IJERPH, Vol. 17, Pages 2435: An Enhanced Social Networking Intervention for Young People with Active Suicidal Ideation: Safety, Feasibility and Acceptability Outcomes (International Journal of Environmental Research and Public Health)
Online social networking interventions have potential to support young people who experience suicidal thoughts by specifically addressing interpersonal risk factors for suicide, but may also pose a risk of harm. This uncontrolled, single-group pilot study aimed to evaluate the safety, feasibility, and acceptability of an enhanced online social networking intervention (“Affinity”) among a sample of young people who experienced active suicidal ideation, and to explore potential changes in clinical outcomes and the therapeutic targets of the intervention.

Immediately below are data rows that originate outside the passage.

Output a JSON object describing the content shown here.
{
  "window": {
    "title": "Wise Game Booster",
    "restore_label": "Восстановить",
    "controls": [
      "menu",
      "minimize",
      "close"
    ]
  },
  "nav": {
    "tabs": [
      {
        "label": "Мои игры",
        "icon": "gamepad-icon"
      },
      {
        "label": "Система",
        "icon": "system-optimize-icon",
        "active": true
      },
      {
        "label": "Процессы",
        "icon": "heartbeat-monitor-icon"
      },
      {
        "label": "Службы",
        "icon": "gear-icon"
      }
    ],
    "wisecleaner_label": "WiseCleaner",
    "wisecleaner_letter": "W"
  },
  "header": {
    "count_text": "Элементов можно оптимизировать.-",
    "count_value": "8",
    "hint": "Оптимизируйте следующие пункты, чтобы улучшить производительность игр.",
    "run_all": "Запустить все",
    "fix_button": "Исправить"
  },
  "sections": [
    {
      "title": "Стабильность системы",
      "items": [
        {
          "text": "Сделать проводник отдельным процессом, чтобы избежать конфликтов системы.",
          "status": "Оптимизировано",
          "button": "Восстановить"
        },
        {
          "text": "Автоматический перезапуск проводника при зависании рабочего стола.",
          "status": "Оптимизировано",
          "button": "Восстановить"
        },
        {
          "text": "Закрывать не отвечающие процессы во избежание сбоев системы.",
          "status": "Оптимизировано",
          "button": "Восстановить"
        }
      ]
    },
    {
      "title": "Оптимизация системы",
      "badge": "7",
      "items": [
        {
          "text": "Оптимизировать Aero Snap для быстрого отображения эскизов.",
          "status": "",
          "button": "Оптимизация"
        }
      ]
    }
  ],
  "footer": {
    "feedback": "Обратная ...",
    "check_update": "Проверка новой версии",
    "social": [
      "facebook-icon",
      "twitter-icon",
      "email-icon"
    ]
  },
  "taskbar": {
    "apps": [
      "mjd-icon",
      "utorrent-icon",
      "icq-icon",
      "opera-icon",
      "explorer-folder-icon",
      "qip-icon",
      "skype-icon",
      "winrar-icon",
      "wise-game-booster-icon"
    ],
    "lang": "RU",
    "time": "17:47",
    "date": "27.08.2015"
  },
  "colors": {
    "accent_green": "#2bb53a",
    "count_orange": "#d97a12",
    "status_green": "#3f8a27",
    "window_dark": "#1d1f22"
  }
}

Twenty young people with current or recent suicidal ideation who were receiving treatment for depression at a tertiary-level mental health service were given access to Affinity for two months. Participants were assessed at baseline and 8-week follow-up; 90 percent reported clinical suicidal ideation at baseline. A priori criteria related to feasibility, safety and acceptability were satisfied. In terms of potential clinical effects, significant and reliable pre-post improvements were found on self-report outcomes including suicidal ideation. This study provides initial world-first evidence to support the use of an online intervention incorporating social networking as an adjunct to treatment for young people who experience suicidal ideation. The effectiveness of Affinity needs to be evaluated in a randomised controlled trial.